- What is being asked -
Apart from the pictures, return every line of the listing exactly.

[[ The data, beginning ]]

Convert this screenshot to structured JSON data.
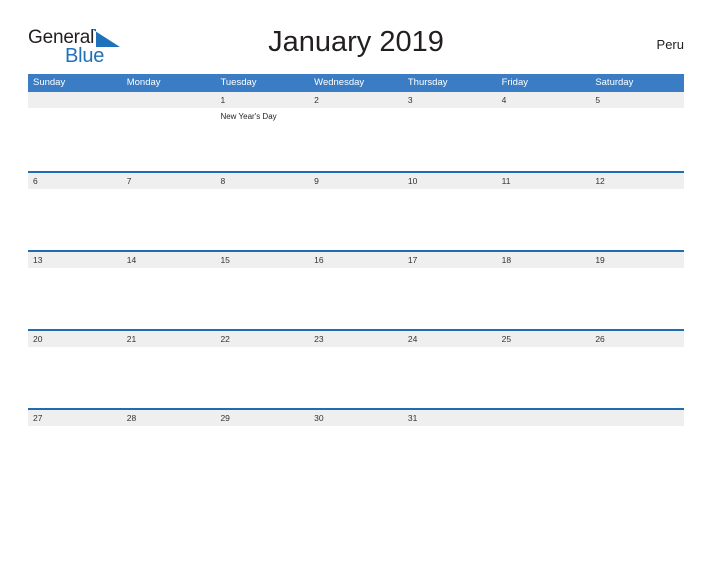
{
  "logo": {
    "word_one": "General",
    "word_two": "Blue",
    "icon": "blue-triangle-icon",
    "brand_blue": "#1e72bb",
    "brand_dark": "#231f20"
  },
  "header": {
    "title": "January 2019",
    "country": "Peru"
  },
  "calendar": {
    "header_bg": "#3b7dc4",
    "row_line_color": "#1f6cb0",
    "number_band_bg": "#efefef",
    "weekdays": [
      "Sunday",
      "Monday",
      "Tuesday",
      "Wednesday",
      "Thursday",
      "Friday",
      "Saturday"
    ],
    "weeks": [
      {
        "days": [
          {
            "num": "",
            "event": ""
          },
          {
            "num": "",
            "event": ""
          },
          {
            "num": "1",
            "event": "New Year's Day"
          },
          {
            "num": "2",
            "event": ""
          },
          {
            "num": "3",
            "event": ""
          },
          {
            "num": "4",
            "event": ""
          },
          {
            "num": "5",
            "event": ""
          }
        ]
      },
      {
        "days": [
          {
            "num": "6",
            "event": ""
          },
          {
            "num": "7",
            "event": ""
          },
          {
            "num": "8",
            "event": ""
          },
          {
            "num": "9",
            "event": ""
          },
          {
            "num": "10",
            "event": ""
          },
          {
            "num": "11",
            "event": ""
          },
          {
            "num": "12",
            "event": ""
          }
        ]
      },
      {
        "days": [
          {
            "num": "13",
            "event": ""
          },
          {
            "num": "14",
            "event": ""
          },
          {
            "num": "15",
            "event": ""
          },
          {
            "num": "16",
            "event": ""
          },
          {
            "num": "17",
            "event": ""
          },
          {
            "num": "18",
            "event": ""
          },
          {
            "num": "19",
            "event": ""
          }
        ]
      },
      {
        "days": [
          {
            "num": "20",
            "event": ""
          },
          {
            "num": "21",
            "event": ""
          },
          {
            "num": "22",
            "event": ""
          },
          {
            "num": "23",
            "event": ""
          },
          {
            "num": "24",
            "event": ""
          },
          {
            "num": "25",
            "event": ""
          },
          {
            "num": "26",
            "event": ""
          }
        ]
      },
      {
        "days": [
          {
            "num": "27",
            "event": ""
          },
          {
            "num": "28",
            "event": ""
          },
          {
            "num": "29",
            "event": ""
          },
          {
            "num": "30",
            "event": ""
          },
          {
            "num": "31",
            "event": ""
          },
          {
            "num": "",
            "event": ""
          },
          {
            "num": "",
            "event": ""
          }
        ]
      }
    ]
  }
}
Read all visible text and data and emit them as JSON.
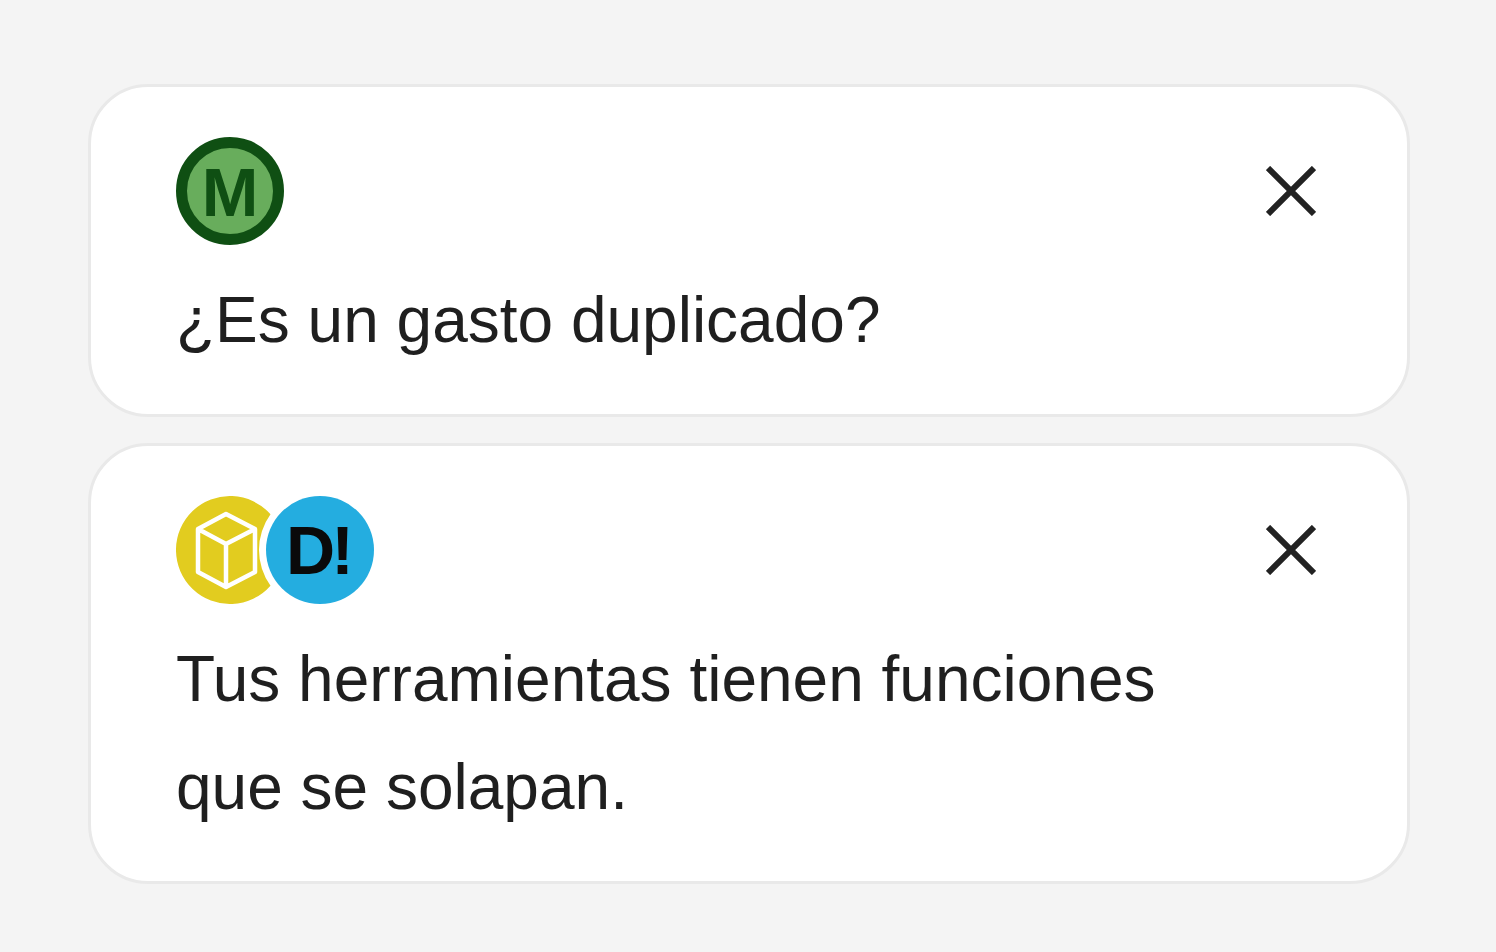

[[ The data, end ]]

- Result -
Convert this screenshot to structured JSON data.
{
  "logo": {
    "word_one": "General",
    "word_two": "Blue",
    "icon": "blue-triangle-icon",
    "brand_blue": "#1e72bb",
    "brand_dark": "#231f20"
  },
  "header": {
    "title": "January 2019",
    "country": "Peru"
  },
  "calendar": {
    "header_bg": "#3b7dc4",
    "row_line_color": "#1f6cb0",
    "number_band_bg": "#efefef",
    "weekdays": [
      "Sunday",
      "Monday",
      "Tuesday",
      "Wednesday",
      "Thursday",
      "Friday",
      "Saturday"
    ],
    "weeks": [
      {
        "days": [
          {
            "num": "",
            "event": ""
          },
          {
            "num": "",
            "event": ""
          },
          {
            "num": "1",
            "event": "New Year's Day"
          },
          {
            "num": "2",
            "event": ""
          },
          {
            "num": "3",
            "event": ""
          },
          {
            "num": "4",
            "event": ""
          },
          {
            "num": "5",
            "event": ""
          }
        ]
      },
      {
        "days": [
          {
            "num": "6",
            "event": ""
          },
          {
            "num": "7",
            "event": ""
          },
          {
            "num": "8",
            "event": ""
          },
          {
            "num": "9",
            "event": ""
          },
          {
            "num": "10",
            "event": ""
          },
          {
            "num": "11",
            "event": ""
          },
          {
            "num": "12",
            "event": ""
          }
        ]
      },
      {
        "days": [
          {
            "num": "13",
            "event": ""
          },
          {
            "num": "14",
            "event": ""
          },
          {
            "num": "15",
            "event": ""
          },
          {
            "num": "16",
            "event": ""
          },
          {
            "num": "17",
            "event": ""
          },
          {
            "num": "18",
            "event": ""
          },
          {
            "num": "19",
            "event": ""
          }
        ]
      },
      {
        "days": [
          {
            "num": "20",
            "event": ""
          },
          {
            "num": "21",
            "event": ""
          },
          {
            "num": "22",
            "event": ""
          },
          {
            "num": "23",
            "event": ""
          },
          {
            "num": "24",
            "event": ""
          },
          {
            "num": "25",
            "event": ""
          },
          {
            "num": "26",
            "event": ""
          }
        ]
      },
      {
        "days": [
          {
            "num": "27",
            "event": ""
          },
          {
            "num": "28",
            "event": ""
          },
          {
            "num": "29",
            "event": ""
          },
          {
            "num": "30",
            "event": ""
          },
          {
            "num": "31",
            "event": ""
          },
          {
            "num": "",
            "event": ""
          },
          {
            "num": "",
            "event": ""
          }
        ]
      }
    ]
  }
}
Read all visible text and data and emit them as JSON.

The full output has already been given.